Puerto Pollensa Travel Guide
Shopping While Puerto Pollensa may not be a shopping paradise as such, it is very adequately supplied with shops and boutiques catering to the tourist trade and holidaymakers should enjoy a spot of souvenir shopping. It is the local markets, mainly, that delight shoppers in Mallorca, and one of the liveliest and biggest takes place every Sunday in the church square in the Pollensa old town. Stalls extend down the side streets, filled with a variety of goods from fresh fruits and vegetables to local crafts and carvings, leather goods, ceramics and lace. Market day in Puerto Pollensa itself is Wednesdays, when stalls are set up in the Church Square. The port is connected to the old town by a regular and frequent bus service.
Restaurants Clivia, Giardino, Ca'n Costa and Little Italy come highly recommended for holidaymakers dining out in Puerto Pollensa. The resort is known to have some of the best seafood restaurants on Mallorca. While this is undoubtedly so, there is also a wide selection of restaurants catering to all tastes, including British pub food, pizza, Chinese, local tapas and even a Kashmiri restaurant.

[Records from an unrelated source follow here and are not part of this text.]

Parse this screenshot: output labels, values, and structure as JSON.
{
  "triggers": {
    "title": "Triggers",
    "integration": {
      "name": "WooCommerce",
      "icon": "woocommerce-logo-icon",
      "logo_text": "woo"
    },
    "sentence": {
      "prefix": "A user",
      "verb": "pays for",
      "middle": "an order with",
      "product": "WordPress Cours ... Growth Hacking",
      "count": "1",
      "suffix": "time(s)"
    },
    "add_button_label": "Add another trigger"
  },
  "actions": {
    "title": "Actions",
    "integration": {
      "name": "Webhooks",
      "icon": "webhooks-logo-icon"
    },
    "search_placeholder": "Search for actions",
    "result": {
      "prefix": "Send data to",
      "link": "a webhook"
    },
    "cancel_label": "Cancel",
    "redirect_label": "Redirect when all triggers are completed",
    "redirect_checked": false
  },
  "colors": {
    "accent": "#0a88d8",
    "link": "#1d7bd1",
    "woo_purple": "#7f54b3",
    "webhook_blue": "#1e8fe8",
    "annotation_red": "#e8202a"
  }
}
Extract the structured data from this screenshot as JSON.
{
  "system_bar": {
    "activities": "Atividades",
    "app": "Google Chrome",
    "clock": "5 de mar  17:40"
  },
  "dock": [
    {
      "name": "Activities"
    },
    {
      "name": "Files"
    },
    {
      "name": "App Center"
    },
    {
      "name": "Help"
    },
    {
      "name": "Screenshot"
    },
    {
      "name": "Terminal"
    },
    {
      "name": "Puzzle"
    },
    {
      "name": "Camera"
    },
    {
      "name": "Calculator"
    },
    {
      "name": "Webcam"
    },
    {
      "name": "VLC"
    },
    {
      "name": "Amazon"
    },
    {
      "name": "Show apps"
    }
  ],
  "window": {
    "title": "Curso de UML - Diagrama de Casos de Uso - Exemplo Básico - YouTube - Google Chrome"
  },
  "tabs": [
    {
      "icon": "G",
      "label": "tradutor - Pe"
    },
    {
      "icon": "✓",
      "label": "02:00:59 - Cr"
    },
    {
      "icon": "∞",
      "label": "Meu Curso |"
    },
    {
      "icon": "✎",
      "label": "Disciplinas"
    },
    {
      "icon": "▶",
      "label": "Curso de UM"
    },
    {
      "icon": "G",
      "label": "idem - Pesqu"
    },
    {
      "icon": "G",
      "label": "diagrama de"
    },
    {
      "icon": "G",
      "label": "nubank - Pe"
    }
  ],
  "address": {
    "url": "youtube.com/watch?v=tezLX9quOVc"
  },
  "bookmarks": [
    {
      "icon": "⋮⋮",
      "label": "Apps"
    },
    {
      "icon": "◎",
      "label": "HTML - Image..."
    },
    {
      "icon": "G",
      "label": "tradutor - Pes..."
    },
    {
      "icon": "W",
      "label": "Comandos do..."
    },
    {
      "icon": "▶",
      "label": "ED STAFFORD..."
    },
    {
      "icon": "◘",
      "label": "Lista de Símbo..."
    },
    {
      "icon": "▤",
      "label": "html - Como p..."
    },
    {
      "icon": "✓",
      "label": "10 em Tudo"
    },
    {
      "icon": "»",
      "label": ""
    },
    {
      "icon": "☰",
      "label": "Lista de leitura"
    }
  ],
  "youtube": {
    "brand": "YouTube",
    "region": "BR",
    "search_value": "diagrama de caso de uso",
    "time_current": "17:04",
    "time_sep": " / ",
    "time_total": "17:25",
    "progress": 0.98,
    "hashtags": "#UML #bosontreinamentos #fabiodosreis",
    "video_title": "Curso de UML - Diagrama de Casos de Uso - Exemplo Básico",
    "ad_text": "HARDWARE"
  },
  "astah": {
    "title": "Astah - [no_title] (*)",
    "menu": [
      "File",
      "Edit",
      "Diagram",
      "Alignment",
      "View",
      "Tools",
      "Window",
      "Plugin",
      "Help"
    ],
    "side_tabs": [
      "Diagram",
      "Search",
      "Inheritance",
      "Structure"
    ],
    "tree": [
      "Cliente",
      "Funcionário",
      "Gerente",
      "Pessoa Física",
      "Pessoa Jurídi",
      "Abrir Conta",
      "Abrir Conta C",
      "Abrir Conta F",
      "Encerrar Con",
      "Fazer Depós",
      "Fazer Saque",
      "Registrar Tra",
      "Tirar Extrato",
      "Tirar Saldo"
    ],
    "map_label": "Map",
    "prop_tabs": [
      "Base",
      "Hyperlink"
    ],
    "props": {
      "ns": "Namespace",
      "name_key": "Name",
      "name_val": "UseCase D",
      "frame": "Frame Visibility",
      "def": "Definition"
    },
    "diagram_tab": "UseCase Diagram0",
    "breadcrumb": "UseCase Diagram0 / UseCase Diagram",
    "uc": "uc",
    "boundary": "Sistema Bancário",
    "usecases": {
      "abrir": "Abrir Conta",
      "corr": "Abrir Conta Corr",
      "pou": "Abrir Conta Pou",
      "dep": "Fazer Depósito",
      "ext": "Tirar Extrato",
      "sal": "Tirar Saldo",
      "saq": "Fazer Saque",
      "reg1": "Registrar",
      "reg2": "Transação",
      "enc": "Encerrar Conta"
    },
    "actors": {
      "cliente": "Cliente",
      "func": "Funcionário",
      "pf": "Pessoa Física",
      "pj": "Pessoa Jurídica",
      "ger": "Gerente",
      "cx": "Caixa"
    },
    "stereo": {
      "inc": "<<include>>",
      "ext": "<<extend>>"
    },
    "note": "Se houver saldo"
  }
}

Nightlife Like everything else in Puerto Pollensa, the scene after dark remains laid-back and quiet, with tourists and locals alike taking time for the traditional 'paseo' or stroll from the marina along the Pine Walk, as far as the elegant Illa D'Or hotel. After lingering over a delicious dinner most are content to watch the world go by from a pavement café or bar. There is entertainment offered by most of the hotels, but the main resort of Puerto Pollensa is not designed for the young clubbing set. Those wanting a party should travel to the nightclubs in neighbouring Alcudia, a few miles to the south. The old town and resort host plenty of festivals, when things get lively, like in January when bonfires are lit in honour of St Anthony, and in July when the patron saint is honoured with parades, concerts and plenty of dancing in the streets. In February an annual carnival is held, and during the second week of November celebrations centre on the annual trade fair.
Activities Puerto Pollensa offers all the usual water sports enjoyed by holidaymakers, with facilities and equipment available from various operators at the marina and along the beach. Glass-bottomed boat trips are available from the port. There are also opportunities for hiking along the scenic walking trails in the surrounding hills and mountains. Sightseeing in the port itself and the neighbouring old town, particularly on foot, is an interesting option. Excursions to the lighthouse at Cap Formentor, along a hair-raising but beautiful drive, are popular, as are trips to a number of other attractions on Mallorca. On the outskirts of the adjacent resort of Cala San Vicente there are ancient burial caves. The island is small, and no matter where you start from on Mallorca no destination is more than 75 miles (120km) away. Generally, though, most visitors come to Puerto Pollensa purely for relaxation on the magnificent beaches.
Negatives Negatives about Puerto Pollensa are expressed only by those who go anticipating bright lights and wild nightlife. The resort is quiet and the beaches uncrowded, even in the height of the season; most visitors are families with young children or older couples. Entertainment in most hotels is geared primarily towards children. Restaurants can be very pricey.
PollensaSituated in the hills towards the northeast of Mallorca, Pollensa is a peaceful old town that has been largely unaffected by tourism. It was established a few miles inland to protect against sudden pirate attacks. Today the port has grown into a popular family... see full details
Alcudia (Old Town)
The ancient town of Alcudia, not to be confused with the popular modern resort two miles (3km) to its south, has a fascinating and turbulent history. The Phoenicians and Greeks settled here and the Romans made it their capital in the 2nd century... see full details
An ancient hilltop town close to the east coast of Mallorca, Arta has been occupied for about 3,000 years and today welcomes visitors to the remains of its Bronze Age settlement. The ruins of Ses Paisses are just outside the town in... see full details
Santuari de Lluc
About 20 miles (32km) beyond Soller, after a drive through the Serra de Tramuntana in the north of the island, is the remote mountain village of Lluc, in a valley that has been an important place of pilgrimage since the 13th century.... see full details